What the exercise asks:
Find every line below with the word "background" in it, and copy each one.
##### Input data
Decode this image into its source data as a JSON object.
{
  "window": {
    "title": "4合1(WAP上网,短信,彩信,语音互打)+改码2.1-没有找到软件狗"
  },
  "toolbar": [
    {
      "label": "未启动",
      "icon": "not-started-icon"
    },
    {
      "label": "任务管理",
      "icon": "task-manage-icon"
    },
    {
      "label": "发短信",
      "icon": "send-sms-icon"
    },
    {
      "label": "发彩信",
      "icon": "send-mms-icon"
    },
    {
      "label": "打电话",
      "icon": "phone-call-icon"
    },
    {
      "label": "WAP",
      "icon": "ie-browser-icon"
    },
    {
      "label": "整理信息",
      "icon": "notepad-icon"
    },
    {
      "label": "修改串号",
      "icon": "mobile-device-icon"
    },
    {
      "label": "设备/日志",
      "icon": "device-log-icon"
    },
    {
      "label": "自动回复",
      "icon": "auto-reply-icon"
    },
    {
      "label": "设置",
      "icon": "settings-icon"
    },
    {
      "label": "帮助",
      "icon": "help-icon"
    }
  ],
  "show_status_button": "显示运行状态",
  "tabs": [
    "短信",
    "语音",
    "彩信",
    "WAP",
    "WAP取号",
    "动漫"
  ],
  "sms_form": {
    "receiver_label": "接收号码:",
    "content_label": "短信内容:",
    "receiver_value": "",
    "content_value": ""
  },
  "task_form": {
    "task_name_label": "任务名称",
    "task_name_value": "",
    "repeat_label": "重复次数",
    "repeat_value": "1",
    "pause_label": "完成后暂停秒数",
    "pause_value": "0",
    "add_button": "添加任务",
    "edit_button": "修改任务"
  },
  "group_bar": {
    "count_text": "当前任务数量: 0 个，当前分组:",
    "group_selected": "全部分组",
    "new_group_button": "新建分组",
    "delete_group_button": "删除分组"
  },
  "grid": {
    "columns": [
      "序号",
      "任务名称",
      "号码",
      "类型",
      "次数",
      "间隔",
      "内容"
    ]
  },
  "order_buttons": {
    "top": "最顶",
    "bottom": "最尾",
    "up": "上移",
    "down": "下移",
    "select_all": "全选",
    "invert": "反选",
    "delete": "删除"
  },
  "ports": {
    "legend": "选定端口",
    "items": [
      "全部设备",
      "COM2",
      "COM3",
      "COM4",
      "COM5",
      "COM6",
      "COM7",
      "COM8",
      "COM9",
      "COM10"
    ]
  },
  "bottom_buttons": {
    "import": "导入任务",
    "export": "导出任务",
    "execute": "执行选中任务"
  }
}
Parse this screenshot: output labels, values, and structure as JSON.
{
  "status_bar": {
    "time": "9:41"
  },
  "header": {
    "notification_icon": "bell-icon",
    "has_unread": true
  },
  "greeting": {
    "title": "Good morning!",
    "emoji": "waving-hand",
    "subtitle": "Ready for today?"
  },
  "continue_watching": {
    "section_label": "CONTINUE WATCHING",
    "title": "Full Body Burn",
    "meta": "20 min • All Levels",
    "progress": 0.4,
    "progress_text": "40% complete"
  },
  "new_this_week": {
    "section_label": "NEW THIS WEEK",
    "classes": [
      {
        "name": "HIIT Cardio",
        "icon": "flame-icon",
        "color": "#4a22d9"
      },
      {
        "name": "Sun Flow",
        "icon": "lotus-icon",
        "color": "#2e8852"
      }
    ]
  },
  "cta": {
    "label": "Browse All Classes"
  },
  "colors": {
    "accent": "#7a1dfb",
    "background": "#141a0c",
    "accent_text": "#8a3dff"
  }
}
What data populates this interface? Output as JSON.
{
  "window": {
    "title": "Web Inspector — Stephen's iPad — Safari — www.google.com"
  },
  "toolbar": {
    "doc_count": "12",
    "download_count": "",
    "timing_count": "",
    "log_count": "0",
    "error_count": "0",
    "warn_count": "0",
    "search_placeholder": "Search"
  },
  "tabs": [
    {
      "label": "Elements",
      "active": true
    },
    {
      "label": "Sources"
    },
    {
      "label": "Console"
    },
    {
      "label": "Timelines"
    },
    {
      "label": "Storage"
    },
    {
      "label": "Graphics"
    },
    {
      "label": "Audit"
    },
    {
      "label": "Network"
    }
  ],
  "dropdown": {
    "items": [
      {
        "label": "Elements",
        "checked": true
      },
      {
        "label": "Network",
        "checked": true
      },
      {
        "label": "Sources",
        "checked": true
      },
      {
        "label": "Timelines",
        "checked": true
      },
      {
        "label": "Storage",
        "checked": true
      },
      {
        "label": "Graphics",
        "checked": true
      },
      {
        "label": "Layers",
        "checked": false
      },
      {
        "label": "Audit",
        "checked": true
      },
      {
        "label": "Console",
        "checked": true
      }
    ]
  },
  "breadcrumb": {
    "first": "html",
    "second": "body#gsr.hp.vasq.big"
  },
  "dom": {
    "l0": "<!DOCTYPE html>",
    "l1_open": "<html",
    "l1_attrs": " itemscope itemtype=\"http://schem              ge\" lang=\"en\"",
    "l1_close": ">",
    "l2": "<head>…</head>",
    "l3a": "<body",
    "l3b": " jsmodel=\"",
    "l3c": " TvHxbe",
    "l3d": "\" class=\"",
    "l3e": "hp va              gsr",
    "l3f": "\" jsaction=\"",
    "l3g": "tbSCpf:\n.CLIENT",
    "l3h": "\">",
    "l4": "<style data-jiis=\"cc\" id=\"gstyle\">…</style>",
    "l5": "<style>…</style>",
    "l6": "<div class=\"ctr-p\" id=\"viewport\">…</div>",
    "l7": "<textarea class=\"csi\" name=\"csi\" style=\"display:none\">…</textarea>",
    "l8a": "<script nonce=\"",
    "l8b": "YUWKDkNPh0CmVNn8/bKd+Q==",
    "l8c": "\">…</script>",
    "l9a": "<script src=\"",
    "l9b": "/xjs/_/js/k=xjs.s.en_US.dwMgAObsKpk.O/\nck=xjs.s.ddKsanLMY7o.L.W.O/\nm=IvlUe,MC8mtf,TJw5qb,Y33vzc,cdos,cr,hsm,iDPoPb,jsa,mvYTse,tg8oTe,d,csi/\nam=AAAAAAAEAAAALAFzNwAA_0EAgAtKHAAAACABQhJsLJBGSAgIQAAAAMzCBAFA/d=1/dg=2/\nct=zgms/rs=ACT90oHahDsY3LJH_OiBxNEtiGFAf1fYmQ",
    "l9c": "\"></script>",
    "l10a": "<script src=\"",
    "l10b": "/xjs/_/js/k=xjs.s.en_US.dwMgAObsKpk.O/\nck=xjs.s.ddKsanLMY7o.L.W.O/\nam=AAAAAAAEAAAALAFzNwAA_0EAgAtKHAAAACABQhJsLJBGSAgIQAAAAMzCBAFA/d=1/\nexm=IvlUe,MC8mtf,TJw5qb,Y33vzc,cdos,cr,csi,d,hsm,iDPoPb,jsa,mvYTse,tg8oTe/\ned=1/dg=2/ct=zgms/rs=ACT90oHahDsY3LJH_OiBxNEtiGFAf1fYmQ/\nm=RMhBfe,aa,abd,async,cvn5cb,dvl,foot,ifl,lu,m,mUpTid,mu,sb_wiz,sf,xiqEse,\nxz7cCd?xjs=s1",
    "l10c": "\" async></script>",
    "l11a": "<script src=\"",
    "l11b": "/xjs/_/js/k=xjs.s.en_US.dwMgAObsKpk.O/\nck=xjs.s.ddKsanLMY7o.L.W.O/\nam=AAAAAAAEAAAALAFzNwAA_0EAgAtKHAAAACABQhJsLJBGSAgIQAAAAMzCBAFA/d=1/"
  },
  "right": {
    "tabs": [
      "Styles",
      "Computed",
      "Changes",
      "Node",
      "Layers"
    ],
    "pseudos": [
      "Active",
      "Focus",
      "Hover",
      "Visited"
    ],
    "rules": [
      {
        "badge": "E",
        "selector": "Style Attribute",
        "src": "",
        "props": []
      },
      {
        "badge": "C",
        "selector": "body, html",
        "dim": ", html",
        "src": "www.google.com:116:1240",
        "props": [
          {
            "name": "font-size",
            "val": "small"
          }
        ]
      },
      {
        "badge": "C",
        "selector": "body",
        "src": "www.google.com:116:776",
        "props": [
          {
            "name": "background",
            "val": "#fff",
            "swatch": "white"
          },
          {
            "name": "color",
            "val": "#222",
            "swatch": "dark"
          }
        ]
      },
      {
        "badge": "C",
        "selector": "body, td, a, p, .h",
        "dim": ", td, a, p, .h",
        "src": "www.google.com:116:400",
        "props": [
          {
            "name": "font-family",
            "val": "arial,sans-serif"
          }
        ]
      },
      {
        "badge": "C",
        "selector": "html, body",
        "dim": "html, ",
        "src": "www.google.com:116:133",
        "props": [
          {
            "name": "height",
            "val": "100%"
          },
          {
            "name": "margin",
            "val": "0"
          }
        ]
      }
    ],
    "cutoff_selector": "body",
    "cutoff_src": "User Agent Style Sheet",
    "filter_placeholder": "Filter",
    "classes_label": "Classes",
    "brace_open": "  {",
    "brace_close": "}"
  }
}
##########
Task result:
    "background": "#141a0c",
            "name": "background",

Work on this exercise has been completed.